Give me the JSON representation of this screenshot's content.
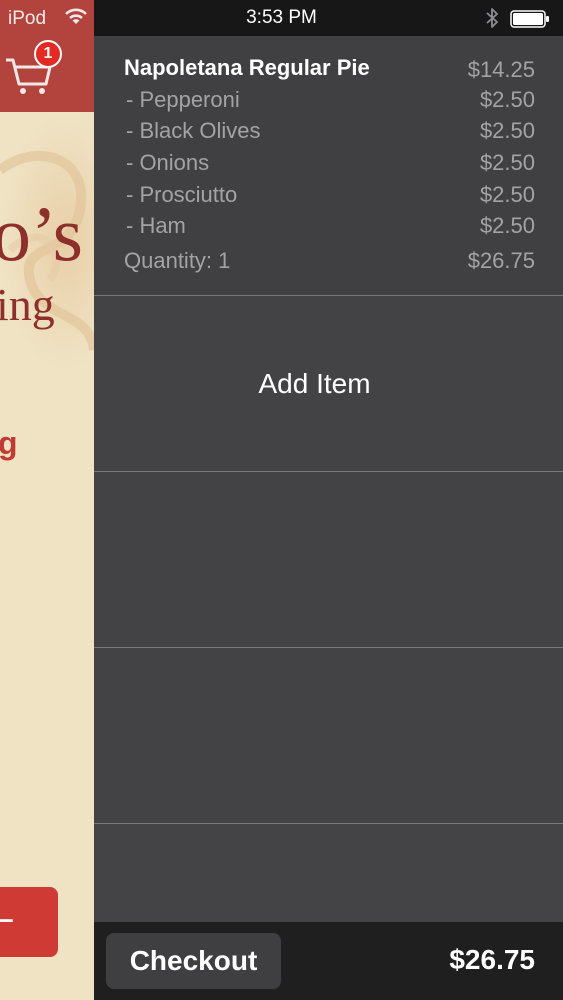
{
  "status_bar": {
    "carrier": "iPod",
    "time": "3:53 PM"
  },
  "background_app": {
    "cart_badge": "1",
    "logo_big": "o’s",
    "logo_small": "ing",
    "section_label": "g"
  },
  "cart": {
    "item": {
      "name": "Napoletana Regular Pie",
      "price": "$14.25"
    },
    "toppings": [
      {
        "name": "- Pepperoni",
        "price": "$2.50"
      },
      {
        "name": "- Black Olives",
        "price": "$2.50"
      },
      {
        "name": "- Onions",
        "price": "$2.50"
      },
      {
        "name": "- Prosciutto",
        "price": "$2.50"
      },
      {
        "name": "- Ham",
        "price": "$2.50"
      }
    ],
    "quantity_label": "Quantity: 1",
    "subtotal": "$26.75",
    "add_item_label": "Add Item"
  },
  "footer": {
    "checkout_label": "Checkout",
    "total": "$26.75"
  },
  "colors": {
    "brand_red": "#b3433d",
    "badge_red": "#e52a24",
    "panel_dark": "#444446",
    "footer_dark": "#1f1f20"
  }
}
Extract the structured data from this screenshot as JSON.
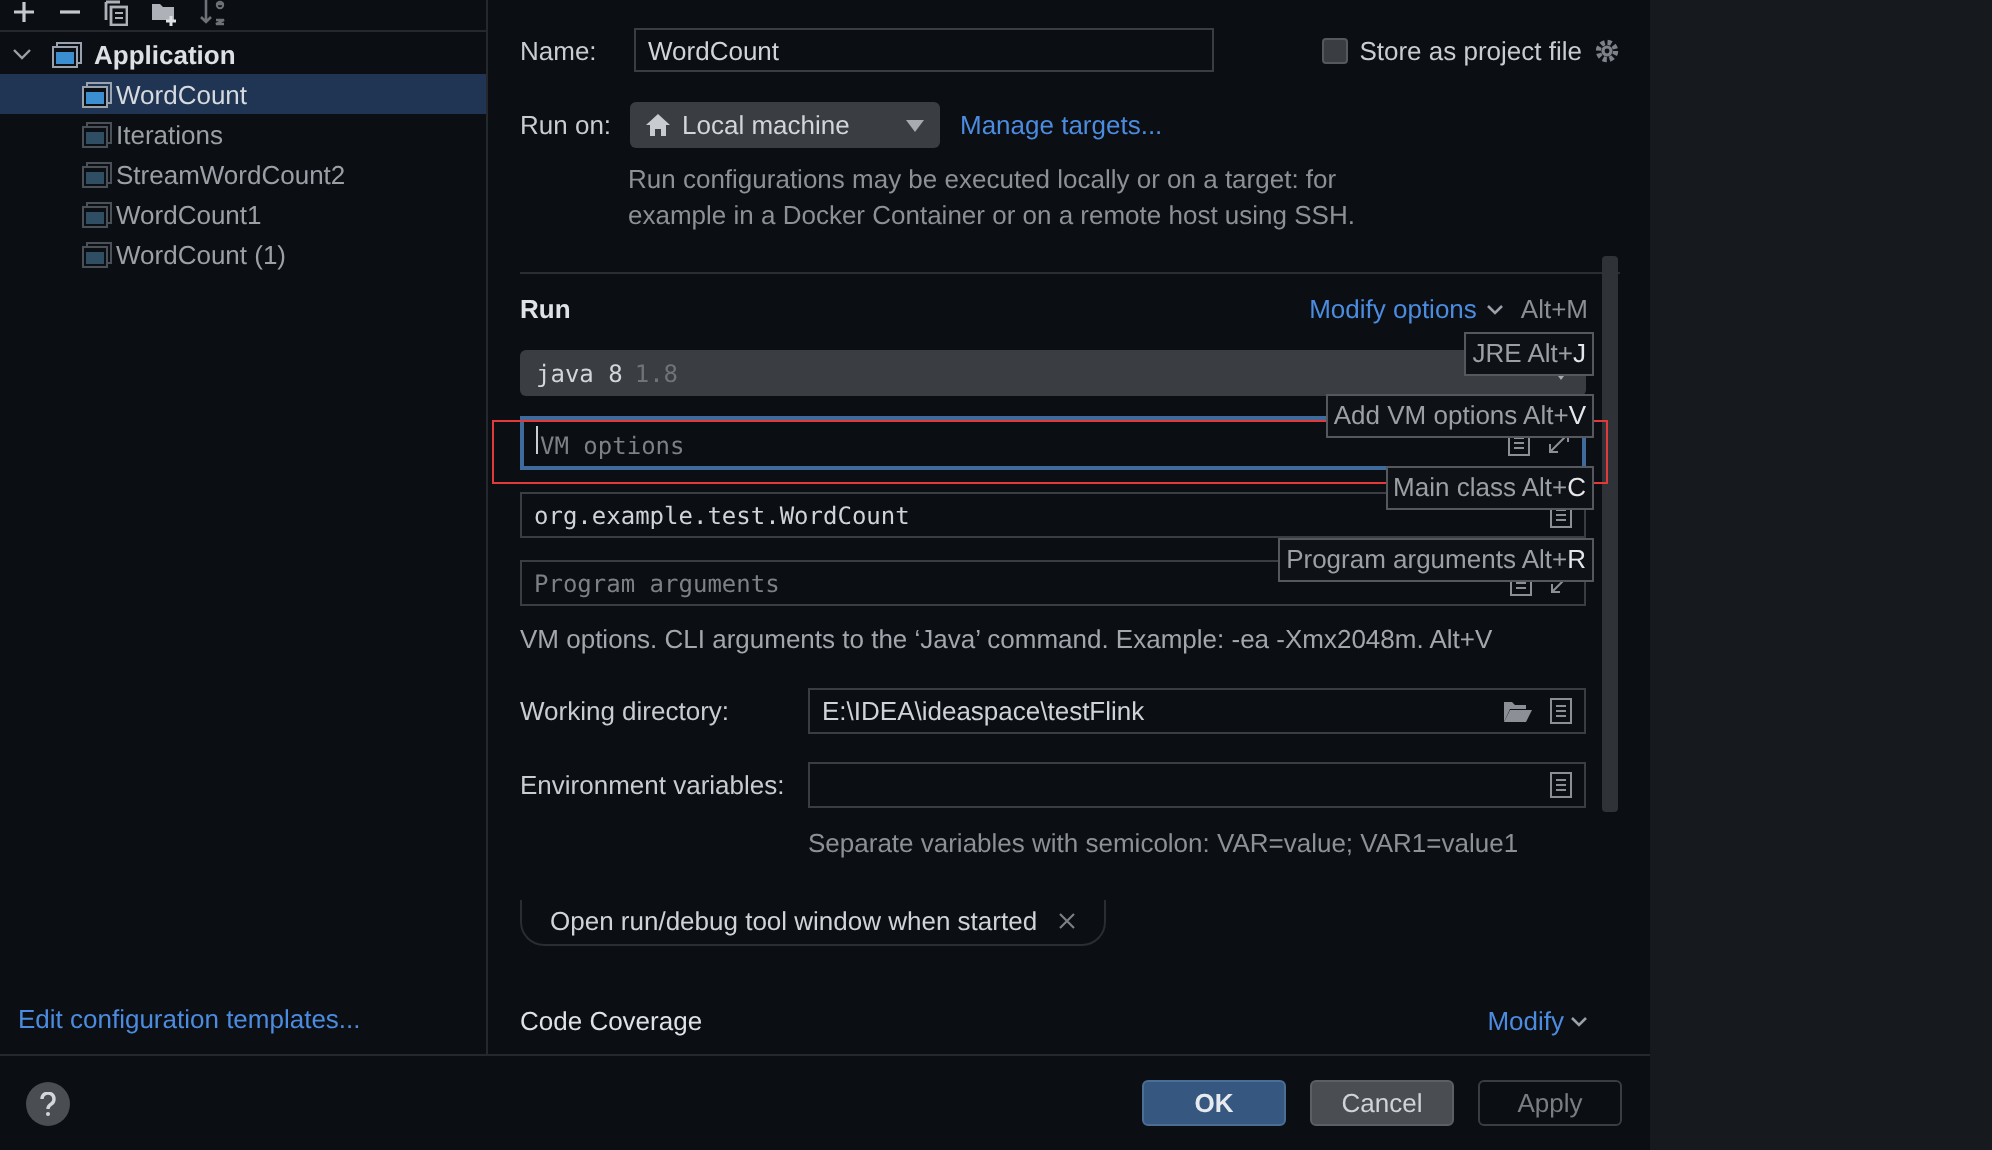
{
  "tree": [
    {
      "label": "Application",
      "expanded": true,
      "children": [
        {
          "label": "WordCount",
          "selected": true
        },
        {
          "label": "Iterations",
          "selected": false
        },
        {
          "label": "StreamWordCount2",
          "selected": false
        },
        {
          "label": "WordCount1",
          "selected": false
        },
        {
          "label": "WordCount (1)",
          "selected": false
        }
      ]
    }
  ],
  "sidebar_link": "Edit configuration templates...",
  "form": {
    "name": {
      "label": "Name:",
      "value": "WordCount"
    },
    "store": {
      "label": "Store as project file",
      "checked": false
    },
    "run_on": {
      "label": "Run on:",
      "value": "Local machine",
      "link": "Manage targets...",
      "note": "Run configurations may be executed locally or on a target: for example in a Docker Container or on a remote host using SSH."
    },
    "run": {
      "title": "Run",
      "modify": "Modify options",
      "shortcut": "Alt+M",
      "jre": {
        "value": "java 8",
        "version": "1.8"
      },
      "fields": [
        {
          "placeholder": "VM options",
          "focused": true
        },
        {
          "value": "org.example.test.WordCount",
          "focused": false
        },
        {
          "placeholder": "Program arguments",
          "focused": false
        }
      ],
      "hint": "VM options. CLI arguments to the ‘Java’ command. Example: -ea -Xmx2048m. Alt+V",
      "working_directory": {
        "label": "Working directory:",
        "value": "E:\\IDEA\\ideaspace\\testFlink"
      },
      "environment": {
        "label": "Environment variables:",
        "hint": "Separate variables with semicolon: VAR=value; VAR1=value1"
      },
      "chip": "Open run/debug tool window when started"
    },
    "code_coverage": {
      "title": "Code Coverage",
      "modify": "Modify"
    }
  },
  "tooltips": [
    "JRE Alt+**J**",
    "Add VM options Alt+**V**",
    "Main class Alt+**C**",
    "Program arguments Alt+**R**"
  ],
  "buttons": [
    {
      "label": "OK",
      "kind": "primary"
    },
    {
      "label": "Cancel",
      "kind": "secondary"
    },
    {
      "label": "Apply",
      "kind": "disabled"
    }
  ]
}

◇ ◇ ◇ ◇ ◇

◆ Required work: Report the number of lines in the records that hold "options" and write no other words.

◆ Task answer: 4